Items listed in a dataset:
****************************************

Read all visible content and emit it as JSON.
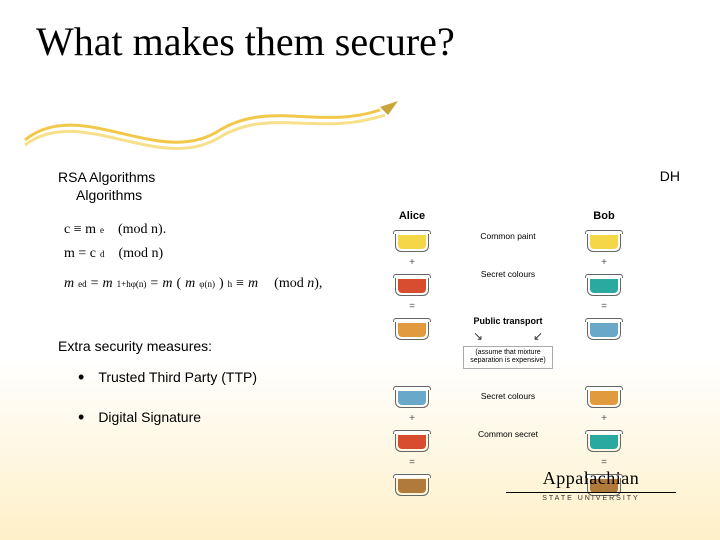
{
  "title": "What makes them secure?",
  "rsa": {
    "line1": "RSA Algorithms",
    "line2": "Algorithms"
  },
  "dh_label": "DH",
  "formulas": {
    "f1_left": "c ≡ m",
    "f1_sup": "e",
    "f1_right": "(mod n).",
    "f2_left": "m = c",
    "f2_sup": "d",
    "f2_right": "(mod n)",
    "f3": "m^{ed} = m^{1+hφ(n)} = m(m^{φ(n)})^{h} ≡ m   (mod n),"
  },
  "extra_heading": "Extra security measures:",
  "bullets": {
    "b1": "Trusted Third Party (TTP)",
    "b2": "Digital Signature"
  },
  "dh_diagram": {
    "alice": "Alice",
    "bob": "Bob",
    "common_paint": "Common paint",
    "secret_colours": "Secret colours",
    "public_transport": "Public transport",
    "note": "(assume that mixture separation is expensive)",
    "secret_colours2": "Secret colours",
    "common_secret": "Common secret",
    "colors": {
      "common": "#f4d646",
      "alice_secret": "#d84c2f",
      "bob_secret": "#2aa9a0",
      "alice_mix": "#e29a3e",
      "bob_mix": "#6aa8c9",
      "final": "#b07a3a"
    }
  },
  "logo": {
    "name_main": "Appalachian",
    "sub": "STATE UNIVERSITY"
  }
}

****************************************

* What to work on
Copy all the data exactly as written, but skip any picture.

* Solved problem
Read all visible content and emit it as JSON.
{
  "title": "What makes them secure?",
  "rsa": {
    "line1": "RSA Algorithms",
    "line2": "Algorithms"
  },
  "dh_label": "DH",
  "formulas": {
    "f1_left": "c ≡ m",
    "f1_sup": "e",
    "f1_right": "(mod n).",
    "f2_left": "m = c",
    "f2_sup": "d",
    "f2_right": "(mod n)",
    "f3": "m^{ed} = m^{1+hφ(n)} = m(m^{φ(n)})^{h} ≡ m   (mod n),"
  },
  "extra_heading": "Extra security measures:",
  "bullets": {
    "b1": "Trusted Third Party (TTP)",
    "b2": "Digital Signature"
  },
  "dh_diagram": {
    "alice": "Alice",
    "bob": "Bob",
    "common_paint": "Common paint",
    "secret_colours": "Secret colours",
    "public_transport": "Public transport",
    "note": "(assume that mixture separation is expensive)",
    "secret_colours2": "Secret colours",
    "common_secret": "Common secret",
    "colors": {
      "common": "#f4d646",
      "alice_secret": "#d84c2f",
      "bob_secret": "#2aa9a0",
      "alice_mix": "#e29a3e",
      "bob_mix": "#6aa8c9",
      "final": "#b07a3a"
    }
  },
  "logo": {
    "name_main": "Appalachian",
    "sub": "STATE UNIVERSITY"
  }
}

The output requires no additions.